"As I sit here, my legs are aching," Stuart Trow said. "I've got a bullet in my buttock and that's not comfortable."

You can bet it was not. Listening to the disabled former SAS soldier on the conference fringe provided one of those rare moments when the real-life impact of the decisions politicians make penetrated the strange bubble in which party conferences take place.

He was speaking at a meeting hosted by The Sun about the Afghanistan war. Mr Trow was shot during a tour of duty in Helmand and had a leg amputated below the knee. He has overcome his injuries sufficiently to be able to set out next month to climb Kilimanjaro but a lifetime of pain lies ahead.

He was wounded in 2001, too soon to benefit from the improved compensation scheme introduced in 2002, and although he said he was grateful for his pension, he would like to see that scheme backdated.

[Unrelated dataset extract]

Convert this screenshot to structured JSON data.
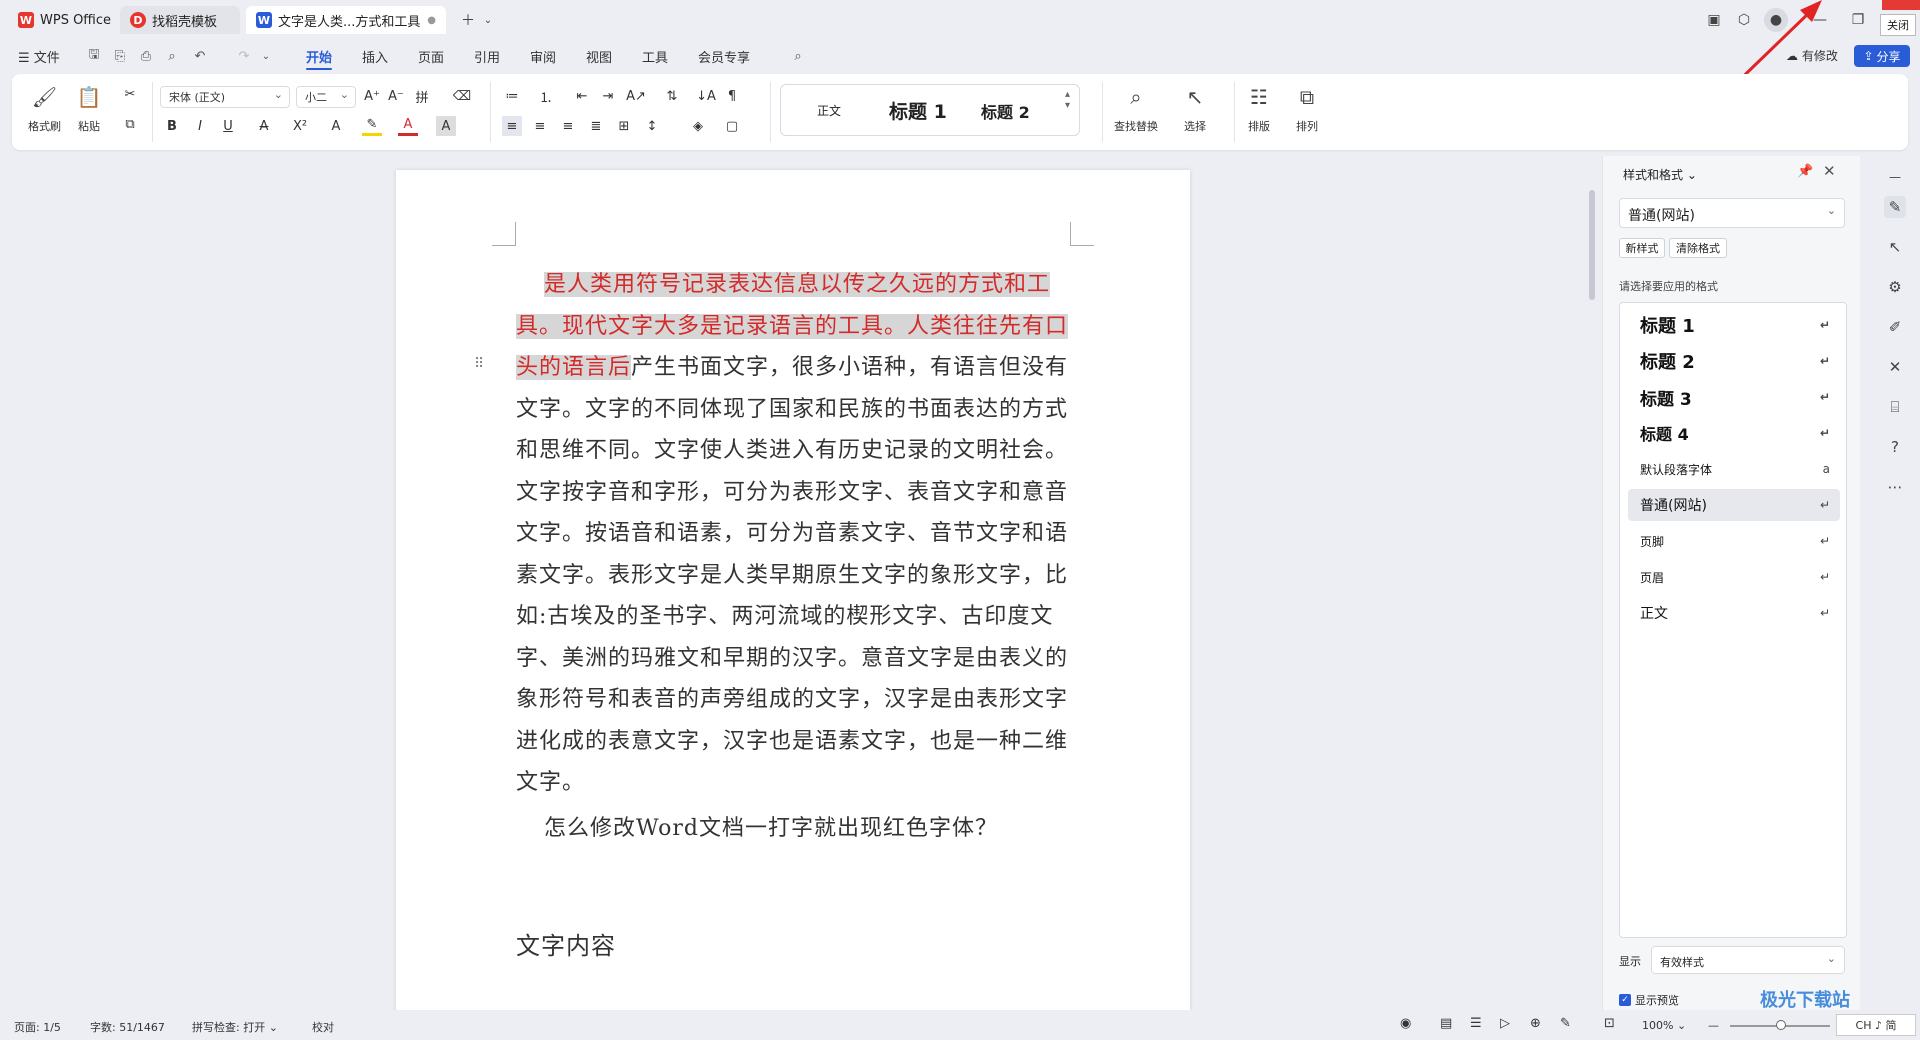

His remarks were directed at the Defence Secretary, Bob Ainsworth, who has a reputation for being a poor communicator but on this occasion handled hard questions sensitively. However, he was in no position to give Mr Trow satisfaction. The Treasury is opposed in principle to backdating. Why, if it conceded that principle, it might have forgotten Falklands veterans who have suffered 27 years of pain and trauma stepping forward to ask if they can be compensated too.

*Alistair Darling's comment likening Labour to a football team that has started to "lose the will to live" is in danger of going down like Theresa May's description of the Tories as "the nasty party" – apt, true, and better left unsaid. Gordon Brown's people are furious. One cabinet minister remarked: "He could have got rid of Gordon a year go, if he wanted to, but he didn't do anything. Now he is transferring the blame for inactivity on to others."

*One person who certainly has not lost the will to live is Peter Mandelson, whose speech yesterday went down so well that David Miliband, among others, wondered aloud whether the Labour party has finally learned to love Peter Mandelson, as Tony Blair always hoped it might. Lord Mandelson declared himself bemused. "Odd, ain't it?" he said.

*David Miliband, meanwhile, would be grateful if delegates would stop congratulating him on his excellent speech. That was his kid brother, Ed. He speaks on Thursday. Eight people have made the mistake so far.